Stateside, Smith spent 1951 and 1952 campaigning for re-election. He backed Dwight Eisenhower for president and won re-election to the Senate in 1952. His third term saw a continued interest in Taft-Hartley and labor/management relations. Smith also focused on transportation projects and amnesty cases for his New Jersey constituency. In 1954, Smith voted to censure Senate Joseph McCarthy. Though he generally supported McCarthy’s goals, he disagreed strongly with his approach.

In late-1957, Smith’s wife fell ill which prompted Smith to withdraw his name for re-election in 1958. He officially left the Senate on January 3, 1959. Shortly after leaving the Senate, John Foster Dulles offered Smith the position of Special Consultant on Foreign Affairs to the Secretary of State. With his wife in better health, Smith accepted the position wanting to remain active in U.S. foreign policy matters.
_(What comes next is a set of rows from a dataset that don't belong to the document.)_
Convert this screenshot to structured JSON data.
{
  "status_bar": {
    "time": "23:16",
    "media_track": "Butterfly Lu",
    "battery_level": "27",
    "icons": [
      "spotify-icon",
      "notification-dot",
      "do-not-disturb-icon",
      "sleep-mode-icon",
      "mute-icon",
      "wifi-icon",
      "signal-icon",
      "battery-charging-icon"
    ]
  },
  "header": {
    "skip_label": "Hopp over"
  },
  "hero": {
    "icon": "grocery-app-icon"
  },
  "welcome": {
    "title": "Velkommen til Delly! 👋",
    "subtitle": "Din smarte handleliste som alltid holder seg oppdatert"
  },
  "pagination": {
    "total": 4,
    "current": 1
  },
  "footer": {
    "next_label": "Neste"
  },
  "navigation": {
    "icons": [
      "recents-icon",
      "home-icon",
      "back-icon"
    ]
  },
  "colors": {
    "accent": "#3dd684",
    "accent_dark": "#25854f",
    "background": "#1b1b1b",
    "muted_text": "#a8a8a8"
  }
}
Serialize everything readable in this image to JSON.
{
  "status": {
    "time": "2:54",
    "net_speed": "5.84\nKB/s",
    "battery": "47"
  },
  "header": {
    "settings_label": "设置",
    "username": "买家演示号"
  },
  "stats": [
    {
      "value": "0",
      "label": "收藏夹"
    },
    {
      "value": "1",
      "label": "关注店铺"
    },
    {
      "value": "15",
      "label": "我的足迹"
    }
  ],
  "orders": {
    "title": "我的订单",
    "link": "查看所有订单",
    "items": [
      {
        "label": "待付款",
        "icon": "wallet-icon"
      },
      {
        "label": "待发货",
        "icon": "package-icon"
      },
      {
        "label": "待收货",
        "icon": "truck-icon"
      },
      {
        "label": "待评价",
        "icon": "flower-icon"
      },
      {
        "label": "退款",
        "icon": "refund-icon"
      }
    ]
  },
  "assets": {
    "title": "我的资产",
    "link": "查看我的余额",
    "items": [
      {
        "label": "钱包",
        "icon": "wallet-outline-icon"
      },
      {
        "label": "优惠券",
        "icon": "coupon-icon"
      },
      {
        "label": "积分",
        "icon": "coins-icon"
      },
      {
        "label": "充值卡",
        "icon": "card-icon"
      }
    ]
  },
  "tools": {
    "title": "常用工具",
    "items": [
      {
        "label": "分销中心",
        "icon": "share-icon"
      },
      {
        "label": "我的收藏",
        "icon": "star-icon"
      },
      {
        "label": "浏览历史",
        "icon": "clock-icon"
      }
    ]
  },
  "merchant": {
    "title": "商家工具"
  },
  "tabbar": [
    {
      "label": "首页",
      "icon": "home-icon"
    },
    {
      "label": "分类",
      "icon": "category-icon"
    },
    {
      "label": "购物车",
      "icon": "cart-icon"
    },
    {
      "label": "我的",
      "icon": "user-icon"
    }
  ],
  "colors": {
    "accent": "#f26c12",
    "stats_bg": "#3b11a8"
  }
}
Smith’s job was to offer his opinion and recommendations directly to Dulles. A significant moment during Smith’s tenure as special consultant came when he undertook a friendly, diplomatic trip across Asia and reported his findings to Dulles.

Smith officially retired to his home in Princeton in 1960. He remained in constant contact with former colleagues in New Jersey and Washington, often offering opinions and advice. He also continued his interest in Princeton University and his Class of 1901. He died on October 27th, 1966.

Source: From the finding aid for MC120


  • Lawyers..
  • Senators..
  • H. Alexander Smith Papers. 1897-1966 (inclusive), 1920-1966 (bulk).

    Call Number: MC120

    H. Alexander Smith served as the executive secretary of Princeton University and was later elected to the United States Senate representing New Jersey. Smith made contributions to United States foreign policy while serving on the Senate Foreign Relations Committee. The bulk of documentation focuses on his tenure in the Senate and the period immediately after his retirement; reports, correspondence, and printed material from his work at Princeton are also included. The papers contain diaries, correspondence, speeches, notes, photographs, and memorabilia.